--- What to produce ---
A word-for-word restatement of all the records is the required answer.

[Collected data]
==============================

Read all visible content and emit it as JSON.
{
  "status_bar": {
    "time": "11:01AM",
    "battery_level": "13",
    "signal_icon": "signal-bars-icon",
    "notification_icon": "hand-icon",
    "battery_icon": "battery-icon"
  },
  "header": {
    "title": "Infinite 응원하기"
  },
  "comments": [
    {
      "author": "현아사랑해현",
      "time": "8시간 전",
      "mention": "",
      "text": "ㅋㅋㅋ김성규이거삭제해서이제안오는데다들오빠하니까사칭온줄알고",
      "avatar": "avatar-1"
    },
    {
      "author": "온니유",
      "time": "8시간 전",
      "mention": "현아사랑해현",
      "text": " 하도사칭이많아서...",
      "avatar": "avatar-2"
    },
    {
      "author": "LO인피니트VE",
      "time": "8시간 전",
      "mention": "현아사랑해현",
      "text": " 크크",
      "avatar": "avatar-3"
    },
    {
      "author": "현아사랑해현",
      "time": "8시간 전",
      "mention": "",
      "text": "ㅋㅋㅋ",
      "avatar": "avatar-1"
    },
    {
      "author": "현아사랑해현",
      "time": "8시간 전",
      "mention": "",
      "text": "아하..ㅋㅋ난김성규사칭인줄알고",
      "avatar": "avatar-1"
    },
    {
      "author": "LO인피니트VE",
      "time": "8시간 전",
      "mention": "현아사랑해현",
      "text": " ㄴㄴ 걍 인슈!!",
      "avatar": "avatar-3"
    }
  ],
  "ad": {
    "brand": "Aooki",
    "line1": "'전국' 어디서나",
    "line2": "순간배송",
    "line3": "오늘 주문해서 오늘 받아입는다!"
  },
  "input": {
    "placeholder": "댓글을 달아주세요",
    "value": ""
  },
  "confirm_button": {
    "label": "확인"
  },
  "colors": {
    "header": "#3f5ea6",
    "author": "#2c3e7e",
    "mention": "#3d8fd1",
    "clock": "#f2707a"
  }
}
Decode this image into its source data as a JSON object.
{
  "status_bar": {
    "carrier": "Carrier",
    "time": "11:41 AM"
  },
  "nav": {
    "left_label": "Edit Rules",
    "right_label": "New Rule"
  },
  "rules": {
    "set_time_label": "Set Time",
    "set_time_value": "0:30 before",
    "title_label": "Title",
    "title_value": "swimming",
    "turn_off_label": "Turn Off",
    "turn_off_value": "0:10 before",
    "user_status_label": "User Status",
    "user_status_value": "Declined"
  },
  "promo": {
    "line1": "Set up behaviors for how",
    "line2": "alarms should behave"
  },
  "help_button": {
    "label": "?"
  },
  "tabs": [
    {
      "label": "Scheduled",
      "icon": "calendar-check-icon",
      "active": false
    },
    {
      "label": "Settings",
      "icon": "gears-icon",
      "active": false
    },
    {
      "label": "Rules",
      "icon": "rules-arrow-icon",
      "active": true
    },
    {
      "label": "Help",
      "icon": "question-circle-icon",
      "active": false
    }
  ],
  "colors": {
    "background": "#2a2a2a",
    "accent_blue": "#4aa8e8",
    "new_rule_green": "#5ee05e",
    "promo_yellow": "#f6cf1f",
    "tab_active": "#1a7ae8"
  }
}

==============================

--- Response for this exercise ---
Read all visible content and emit it as JSON.
{
  "status_bar": {
    "time": "11:01AM",
    "battery_level": "13",
    "signal_icon": "signal-bars-icon",
    "notification_icon": "hand-icon",
    "battery_icon": "battery-icon"
  },
  "header": {
    "title": "Infinite 응원하기"
  },
  "comments": [
    {
      "author": "현아사랑해현",
      "time": "8시간 전",
      "mention": "",
      "text": "ㅋㅋㅋ김성규이거삭제해서이제안오는데다들오빠하니까사칭온줄알고",
      "avatar": "avatar-1"
    },
    {
      "author": "온니유",
      "time": "8시간 전",
      "mention": "현아사랑해현",
      "text": " 하도사칭이많아서...",
      "avatar": "avatar-2"
    },
    {
      "author": "LO인피니트VE",
      "time": "8시간 전",
      "mention": "현아사랑해현",
      "text": " 크크",
      "avatar": "avatar-3"
    },
    {
      "author": "현아사랑해현",
      "time": "8시간 전",
      "mention": "",
      "text": "ㅋㅋㅋ",
      "avatar": "avatar-1"
    },
    {
      "author": "현아사랑해현",
      "time": "8시간 전",
      "mention": "",
      "text": "아하..ㅋㅋ난김성규사칭인줄알고",
      "avatar": "avatar-1"
    },
    {
      "author": "LO인피니트VE",
      "time": "8시간 전",
      "mention": "현아사랑해현",
      "text": " ㄴㄴ 걍 인슈!!",
      "avatar": "avatar-3"
    }
  ],
  "ad": {
    "brand": "Aooki",
    "line1": "'전국' 어디서나",
    "line2": "순간배송",
    "line3": "오늘 주문해서 오늘 받아입는다!"
  },
  "input": {
    "placeholder": "댓글을 달아주세요",
    "value": ""
  },
  "confirm_button": {
    "label": "확인"
  },
  "colors": {
    "header": "#3f5ea6",
    "author": "#2c3e7e",
    "mention": "#3d8fd1",
    "clock": "#f2707a"
  }
}
Decode this image into its source data as a JSON object.
{
  "status_bar": {
    "carrier": "Carrier",
    "time": "11:41 AM"
  },
  "nav": {
    "left_label": "Edit Rules",
    "right_label": "New Rule"
  },
  "rules": {
    "set_time_label": "Set Time",
    "set_time_value": "0:30 before",
    "title_label": "Title",
    "title_value": "swimming",
    "turn_off_label": "Turn Off",
    "turn_off_value": "0:10 before",
    "user_status_label": "User Status",
    "user_status_value": "Declined"
  },
  "promo": {
    "line1": "Set up behaviors for how",
    "line2": "alarms should behave"
  },
  "help_button": {
    "label": "?"
  },
  "tabs": [
    {
      "label": "Scheduled",
      "icon": "calendar-check-icon",
      "active": false
    },
    {
      "label": "Settings",
      "icon": "gears-icon",
      "active": false
    },
    {
      "label": "Rules",
      "icon": "rules-arrow-icon",
      "active": true
    },
    {
      "label": "Help",
      "icon": "question-circle-icon",
      "active": false
    }
  ],
  "colors": {
    "background": "#2a2a2a",
    "accent_blue": "#4aa8e8",
    "new_rule_green": "#5ee05e",
    "promo_yellow": "#f6cf1f",
    "tab_active": "#1a7ae8"
  }
}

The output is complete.